Using just HDR images, such as CGSkies skydomes, it is possible to light an entire 3d scene without any additional light source, the amount of work needed to set it up is minimal.
(Note: In our experience only VRay manages to render sharp shadows when using a HDR image as the only lightsource. Other render engines may need additional support lights to achieve sharp shadows.)
For purpose of this tutorial we'll be using a simple startup scene consisting of:
- sphere mesh with reflective material applied (VRayMtl)
- several rectangle and sphere meshes with various materials applied, to show the lighting better (VRayMtl)
- 2 VrayLight (dome) entities
In this tutorial we will show all settings needed to create the lighing setup. You can also download our sample scene for 3D Studio Max 2012 and VRay Advanced 2.10.01

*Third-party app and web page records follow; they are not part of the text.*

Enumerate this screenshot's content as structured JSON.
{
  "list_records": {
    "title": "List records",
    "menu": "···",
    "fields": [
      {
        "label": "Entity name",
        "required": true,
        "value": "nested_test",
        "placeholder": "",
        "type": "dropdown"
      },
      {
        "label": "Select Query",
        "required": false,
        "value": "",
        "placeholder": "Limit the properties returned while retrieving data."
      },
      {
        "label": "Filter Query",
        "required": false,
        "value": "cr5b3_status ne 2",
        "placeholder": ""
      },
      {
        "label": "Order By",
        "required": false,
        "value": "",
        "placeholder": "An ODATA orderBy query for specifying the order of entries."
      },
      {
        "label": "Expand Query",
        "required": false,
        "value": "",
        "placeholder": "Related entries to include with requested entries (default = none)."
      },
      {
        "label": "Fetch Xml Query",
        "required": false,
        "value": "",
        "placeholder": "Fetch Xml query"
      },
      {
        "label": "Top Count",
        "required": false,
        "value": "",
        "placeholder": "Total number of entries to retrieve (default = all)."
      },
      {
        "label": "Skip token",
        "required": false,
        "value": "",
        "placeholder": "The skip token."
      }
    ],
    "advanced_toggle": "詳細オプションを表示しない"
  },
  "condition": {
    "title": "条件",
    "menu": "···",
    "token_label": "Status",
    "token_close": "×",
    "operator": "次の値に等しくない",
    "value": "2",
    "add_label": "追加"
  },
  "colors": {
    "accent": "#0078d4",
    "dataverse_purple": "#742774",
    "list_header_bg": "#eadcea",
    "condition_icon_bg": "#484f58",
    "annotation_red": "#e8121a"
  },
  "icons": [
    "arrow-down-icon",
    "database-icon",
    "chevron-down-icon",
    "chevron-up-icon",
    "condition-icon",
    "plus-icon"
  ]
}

Our scene looks like this:
The following V-Ray renderer settings need to be set:
In this example render we use the CGSkies.com skydome number 0228 HDR image. You can download a small resolution sample for free (1500x750px) or purchase the full resolution version (15000x7500px). For lighting purposes the free sample has enough resolution.
To setup the HDR image lighting we need to setup two VrayLight entities, one to control lighting and a second to control the skydome image.
The reason we setup two VrayLight entities is so we can alter the light behaviour without worrying about changes to the background image or reflections and vice versa.
We name these 'Light' and 'Dome'. In order to work as we expected, some settings need to be changed for both light entites as follows:
Now we need to modify the materials for the lighting. Two maps were created when we selected VrayHDR as the texture for the light entities, to bring them to the main slate material view, we have to double click on their names in the scene materials list.
Renaming these materials in the same manner as the light entities is recommended, again, 'Light' and 'Dome'. For both of these materials select your HDR sky image as the bitmap.
We recommend that you use '3ds Max standard' mapping type for your HDR maps as that mode gives more flexibility when it comes to the way how the sky image is mapped onto the skydome.
For purpose of this demonstration we'll use 'Spherical' mapping type for our HDR maps, this mapping type enables the use of 'horizontal rotation' setting that helps to position the skydome in an easy way. (3dsmax standard mapping allows to shift the sky vertically but is more complex in use & setup)
Also, for this particular sky multiply setting of 20 and gamma of 0,6 for light, 25 and 0,8 for dome should make a good starting point. But experiment!
Now to tweak the lighting and background/backdrop's appearance we can use 'Multiply' and 'Gamma' values in the HDR map settings. See them as 'Brightness' and 'Contrast' settings for your HDR image.
In essence, smaller 'Gamma' value (generally all within range of 0.5-1.0) will result in more contrast between the light and shadows. Altering gamma might also affect brightness of the light source. As demonstrated here (notice how the reflected skydome remains the same as it is separate from the light source):
Multiply value will alter the general brightness of the HDR image (resulting in more ambient light coming from the skybox).
Play with the values for the best effect!
Download our test scene here: download our sample scene